#3

I’m curious as to how Circle is able to have a ‘neutral’ state. We have a required check in Circle, and if I execute a [skip ci] build, the build is skipped by Circle, and in Github, the build is able to proceed as Github interprets that neutral state as a pass.

#4

In our case, [skip ci] is an ideal solution. When we have a PR, a buildkite build is kicked off, which builds a Docker image, executes tests, and then pushes images upon passing tests. The hash of the resulting Docker image is committed back to the repo by a bot user so deployments use the specific image created by the PR, avoiding any race conditions with other PRs in progress. That commit back does not warrant another build to be kicked off. In fact, another build kicking off would result in an infinite loop of builds, which is certainly less than ideal.

As a means of circumventing this shortcoming/oversight, I’ve modified our build scripts to check if the build creator is the bot user. If it is, a ‘dummy’ build is executed so we can get a passing status check, allowing our PR to be merged. It’s a bit hackey and definitely adds some overhead to our process, but it accomplishes what we need based on our specific use-case.
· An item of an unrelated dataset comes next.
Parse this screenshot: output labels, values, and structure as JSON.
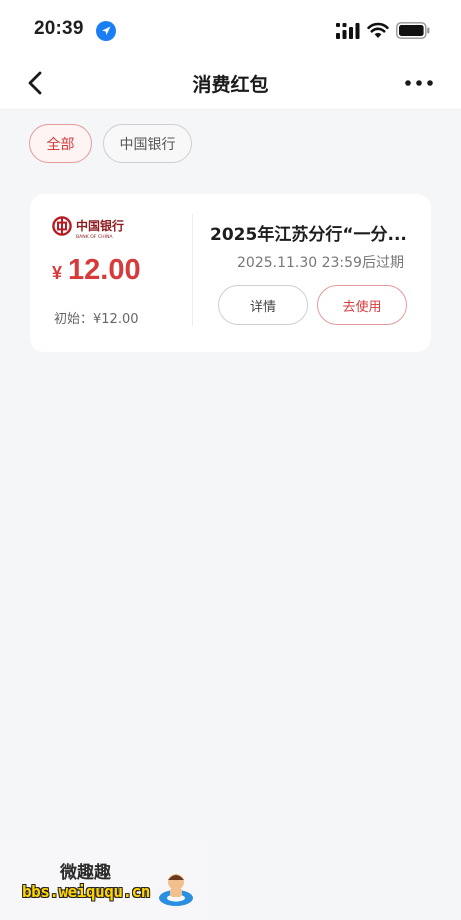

All that to say, that the current implementation of [skip ci] seems to only pertain to addressing a capacity issue - like one would have in Circle. With Buildkite, we control the number of agents we’re running, so capacity isn’t really as issue, but there are other uses of [skip ci] that do not seem to be addressed in the current Buildkite implementation.